The state issued permits for two new wells in Kern Country, for example, that were less than a quarter-mile away from an active fault, according to data from the CBD. A rework permit was granted for a well in Los Angeles County that was just two meters from a fault.
“State regulators,” Sullivan said, “just don’t seem to be addressing this issue.”
But Donald Drysdale, a spokesman for the California Department of Conservation which oversees the Division of Oil, Gas and Geothermal Resources, dismissed the concern in an email message. “Although there currently is no definitive answer to the question of whether there’s a correlation between wastewater injection and earthquakes in California,” Drysdale said, “the California Geological Survey and Division of Oil, Gas and Geothermal Resources concur that the likelihood is low.”
Compared to other parts of the country, Drysdale suggested the younger rocks of California require less pressure to inject wastewater, meaning less stress on faults. Earthquakes in the state also tend to happen four or five miles deeper than where companies frack or inject wastewater, Drysdale said, adding that the EPA must approve each well, and that the public is able to provide input before any permit issued.
“[T]here’s a very transparent, thorough process in place,” he said.

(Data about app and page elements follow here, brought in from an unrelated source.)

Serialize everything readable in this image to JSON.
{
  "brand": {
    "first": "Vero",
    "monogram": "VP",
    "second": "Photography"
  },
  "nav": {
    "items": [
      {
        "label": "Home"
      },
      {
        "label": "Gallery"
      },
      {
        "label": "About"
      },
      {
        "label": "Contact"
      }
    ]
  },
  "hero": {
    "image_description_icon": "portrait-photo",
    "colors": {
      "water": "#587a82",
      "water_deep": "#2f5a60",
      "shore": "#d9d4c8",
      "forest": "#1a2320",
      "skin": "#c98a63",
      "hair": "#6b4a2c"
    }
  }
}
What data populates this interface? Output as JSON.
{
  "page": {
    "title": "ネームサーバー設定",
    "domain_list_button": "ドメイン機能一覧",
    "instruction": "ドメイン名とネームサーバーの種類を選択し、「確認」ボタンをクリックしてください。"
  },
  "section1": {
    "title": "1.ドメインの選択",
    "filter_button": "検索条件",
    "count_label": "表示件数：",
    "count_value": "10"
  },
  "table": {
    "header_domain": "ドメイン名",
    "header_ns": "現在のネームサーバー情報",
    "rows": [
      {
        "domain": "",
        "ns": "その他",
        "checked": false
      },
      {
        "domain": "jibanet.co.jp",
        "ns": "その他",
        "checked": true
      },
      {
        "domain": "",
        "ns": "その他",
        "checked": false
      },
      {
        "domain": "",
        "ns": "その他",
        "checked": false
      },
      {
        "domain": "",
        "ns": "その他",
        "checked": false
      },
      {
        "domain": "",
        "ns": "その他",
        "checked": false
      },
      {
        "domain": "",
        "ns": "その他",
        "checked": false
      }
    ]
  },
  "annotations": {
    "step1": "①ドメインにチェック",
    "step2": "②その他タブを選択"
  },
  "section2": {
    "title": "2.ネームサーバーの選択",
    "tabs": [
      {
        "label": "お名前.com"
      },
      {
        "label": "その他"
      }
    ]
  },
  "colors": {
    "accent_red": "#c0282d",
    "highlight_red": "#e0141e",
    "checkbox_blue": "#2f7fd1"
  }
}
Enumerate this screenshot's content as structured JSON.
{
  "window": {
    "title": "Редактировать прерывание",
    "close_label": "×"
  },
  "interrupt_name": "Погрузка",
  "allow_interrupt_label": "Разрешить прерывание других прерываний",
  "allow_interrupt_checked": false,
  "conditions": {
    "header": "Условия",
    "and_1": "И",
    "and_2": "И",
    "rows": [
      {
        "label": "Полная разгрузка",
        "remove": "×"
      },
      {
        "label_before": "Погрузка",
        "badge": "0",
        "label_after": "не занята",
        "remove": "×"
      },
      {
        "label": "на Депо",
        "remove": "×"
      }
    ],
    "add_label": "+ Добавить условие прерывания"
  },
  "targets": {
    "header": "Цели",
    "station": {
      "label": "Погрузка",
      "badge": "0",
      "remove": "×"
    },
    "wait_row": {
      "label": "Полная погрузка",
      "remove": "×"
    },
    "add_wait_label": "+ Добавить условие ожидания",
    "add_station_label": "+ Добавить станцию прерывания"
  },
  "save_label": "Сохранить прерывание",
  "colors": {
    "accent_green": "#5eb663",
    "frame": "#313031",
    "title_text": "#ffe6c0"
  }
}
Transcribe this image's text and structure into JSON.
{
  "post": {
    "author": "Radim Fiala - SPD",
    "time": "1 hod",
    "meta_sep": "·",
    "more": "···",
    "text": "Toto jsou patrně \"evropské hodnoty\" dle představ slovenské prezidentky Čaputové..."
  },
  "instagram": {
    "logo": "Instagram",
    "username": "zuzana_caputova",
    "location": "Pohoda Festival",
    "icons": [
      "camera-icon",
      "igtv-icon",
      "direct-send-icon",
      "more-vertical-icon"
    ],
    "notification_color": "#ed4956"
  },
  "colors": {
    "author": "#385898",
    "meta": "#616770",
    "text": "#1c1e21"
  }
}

California also has “the most extensive seismic monitoring network in the nation,” Drysdale suggested, so if there was a connection between energy company practices and seismic activity, the state’s geologists would know about it.
Sullivan disputed that assertion. Given the high frequency of seismic activity in California, he suggested, some earthquake patterns might well get lost amid the noise. This is different from areas like Oklahoma, he noted, where a sudden increase in earthquakes immediately stands out.
Sullivan also suggested that while numerous studies have been conducted in the Eastern and Central parts of the country, the potential link between injection wells and seismicity in California is under-studied, making the recent analysis by CalTech resaerchers, published earlier this year in the journal Geophysical Research Letters, all the more important.
That study, which looked at earthquakes along the White Wolf Fault in southern California, is the first to draw direct links between injection wells and seismic activity in the state. “Hydrogeological modeling revealed that wastewater disposal likely contributed to seismicity via localized pressure increase along a seismically active fault,” the researchers noted. “Our results suggest that induced seismicity may remain undetected in California without detailed analysis of local geologic setting, seismicity, and fluid diffusion.”
To be sure, earthquakes induced by injection well activity are typically small — less than magnitude 5.0 — although stronger ones have been detected. In 2011, for example, a magnitude 5.6 earthquake – the largest human-induced earthquake ever recorded – destroyed 14 homes and injured two people in Oklahoma. And David Jackson, a professor emeritus of geophysics at the University of California, Los Angeles, says that even small earthquakes can put stress on active faults, which can lead to larger and more powerful quakes.
“A lot of people think that small earthquakes reduce stress,” Jackson said. “That is clearly wrong.”
While small quakes can reduce stress on a single fault, they put more stress on connected or nearby faults, Jackson said. Small earthquakes can also cause aftershocks that are larger than the original. That doesn’t happen often, Jackson said, but an increase in the number of quakes will increase the chances of a big earthquake. He also points out that many small earthquakes can have an effect that is comparable to a single, much bigger earthquake.
“It’s like, what are more dangerous, bears or bees?” Jackson said. “Normally a single bee won’t kill you or chase you up a tree, but a bunch of them [might].”